TEFLON Tony Blair escaped justice yet again yesterday after High Court judges blocked a private prosecution against the former PM for war crimes over the invasion of Iraq. Campaigners accused the Establishment of a “concerted and coordinated effort” to exonerate Mr Blair for his role in the Iraq war in which one million people were killed. Stop the War Coalition convener Lindsey German branded Mr Blair “the most protected war criminal in the world.” However, she said: “In the court of public opinion he has long been found guilty.” Iraqi General Abdul Wahed Shannan al-Rabbat had sought a private prosecution against Mr Blair, along with then foreign secretary Jack Straw and attorney general Lord Goldsmith.
An undercover investigation by the Daily Mail today lays bare how car hire firms are heaping extra charges on to holidaymakers’ bookings. Europcar, Goldcar and Firefly, which is owned by Hertz, all added charges to bookings by a reporter in Spain. Budget and Thrifty, which is also owned by Hertz, quoted hugely inflated costs for renting a car in person – while their websites offered very similar vehicles at the same location for less than half the price. The Mail’s findings come after we revealed yesterday how tourists are being billed hundreds of pounds for repairs on hire cars which firms admitted they do not always carry out.

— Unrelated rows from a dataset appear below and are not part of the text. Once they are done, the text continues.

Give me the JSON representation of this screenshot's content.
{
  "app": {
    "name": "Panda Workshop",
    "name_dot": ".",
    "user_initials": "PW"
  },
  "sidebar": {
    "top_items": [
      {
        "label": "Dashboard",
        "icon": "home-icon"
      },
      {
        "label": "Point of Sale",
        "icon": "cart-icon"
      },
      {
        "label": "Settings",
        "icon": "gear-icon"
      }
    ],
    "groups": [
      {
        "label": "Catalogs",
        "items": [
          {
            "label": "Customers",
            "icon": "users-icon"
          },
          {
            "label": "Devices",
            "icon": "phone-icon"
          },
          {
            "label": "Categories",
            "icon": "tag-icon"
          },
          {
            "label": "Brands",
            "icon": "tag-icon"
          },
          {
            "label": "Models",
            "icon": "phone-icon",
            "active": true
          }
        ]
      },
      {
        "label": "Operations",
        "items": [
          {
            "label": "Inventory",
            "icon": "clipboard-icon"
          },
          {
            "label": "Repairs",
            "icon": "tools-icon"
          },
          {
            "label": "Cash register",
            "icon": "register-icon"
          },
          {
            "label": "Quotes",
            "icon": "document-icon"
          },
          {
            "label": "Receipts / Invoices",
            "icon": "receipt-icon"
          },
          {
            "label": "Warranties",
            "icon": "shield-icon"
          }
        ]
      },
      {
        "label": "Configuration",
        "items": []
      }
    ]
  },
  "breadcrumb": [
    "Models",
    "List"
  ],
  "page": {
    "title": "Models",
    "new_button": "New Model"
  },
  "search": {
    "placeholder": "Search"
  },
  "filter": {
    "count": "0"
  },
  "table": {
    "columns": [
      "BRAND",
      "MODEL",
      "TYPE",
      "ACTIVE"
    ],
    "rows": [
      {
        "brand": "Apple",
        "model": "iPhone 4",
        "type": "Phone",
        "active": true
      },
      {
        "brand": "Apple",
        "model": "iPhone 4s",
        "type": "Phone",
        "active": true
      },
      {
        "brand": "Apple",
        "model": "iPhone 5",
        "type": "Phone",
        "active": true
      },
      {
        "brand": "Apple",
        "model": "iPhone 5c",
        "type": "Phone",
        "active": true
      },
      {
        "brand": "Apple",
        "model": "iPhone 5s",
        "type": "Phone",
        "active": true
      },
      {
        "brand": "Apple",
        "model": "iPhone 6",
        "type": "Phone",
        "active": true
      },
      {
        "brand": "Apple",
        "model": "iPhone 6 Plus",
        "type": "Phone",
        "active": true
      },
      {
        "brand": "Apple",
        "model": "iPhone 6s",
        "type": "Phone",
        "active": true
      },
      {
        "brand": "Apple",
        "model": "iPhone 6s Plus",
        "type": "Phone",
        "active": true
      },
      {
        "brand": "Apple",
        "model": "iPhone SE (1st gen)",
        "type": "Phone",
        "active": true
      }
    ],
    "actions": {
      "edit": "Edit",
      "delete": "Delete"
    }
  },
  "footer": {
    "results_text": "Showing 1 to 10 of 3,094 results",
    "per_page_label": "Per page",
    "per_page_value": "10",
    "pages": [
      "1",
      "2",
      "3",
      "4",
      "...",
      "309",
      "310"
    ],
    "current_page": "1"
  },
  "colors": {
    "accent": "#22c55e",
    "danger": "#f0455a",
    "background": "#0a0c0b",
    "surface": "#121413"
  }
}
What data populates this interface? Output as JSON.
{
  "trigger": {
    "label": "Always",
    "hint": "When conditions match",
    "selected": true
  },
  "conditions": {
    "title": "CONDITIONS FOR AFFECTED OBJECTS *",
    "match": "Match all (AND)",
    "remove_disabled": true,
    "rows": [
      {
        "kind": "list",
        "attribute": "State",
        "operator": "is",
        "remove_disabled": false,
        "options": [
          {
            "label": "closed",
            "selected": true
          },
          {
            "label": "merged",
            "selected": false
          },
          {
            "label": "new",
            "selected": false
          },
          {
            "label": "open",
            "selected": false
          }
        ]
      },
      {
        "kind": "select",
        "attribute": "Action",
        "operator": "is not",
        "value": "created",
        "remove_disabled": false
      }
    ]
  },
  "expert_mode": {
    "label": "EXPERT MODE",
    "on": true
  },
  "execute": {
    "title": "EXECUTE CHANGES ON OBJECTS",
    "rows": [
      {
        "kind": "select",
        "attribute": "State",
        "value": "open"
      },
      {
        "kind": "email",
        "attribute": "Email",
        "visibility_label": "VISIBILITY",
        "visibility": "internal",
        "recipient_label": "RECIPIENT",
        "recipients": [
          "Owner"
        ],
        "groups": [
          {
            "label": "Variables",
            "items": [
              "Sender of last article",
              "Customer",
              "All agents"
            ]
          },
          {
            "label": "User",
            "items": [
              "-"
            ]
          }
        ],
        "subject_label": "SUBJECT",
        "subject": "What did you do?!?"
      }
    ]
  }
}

BRITS are being slapped with bills of hundreds of pounds for repairs on hire cars which are never actually carried out. The Daily Mail reports car hire firms Avis Budget, Hertz and Enterprise, which also owns Alamo and National, don’t always fix dents and scratches they charge customers for. They claim they accept a lower price when they sell the car instead. Meanwhile Europcar says it doesn’t always carry out repairs until it is about to get rid of a car. This costs much less as one job can take care of multiple problems for a lower price than individual repairs.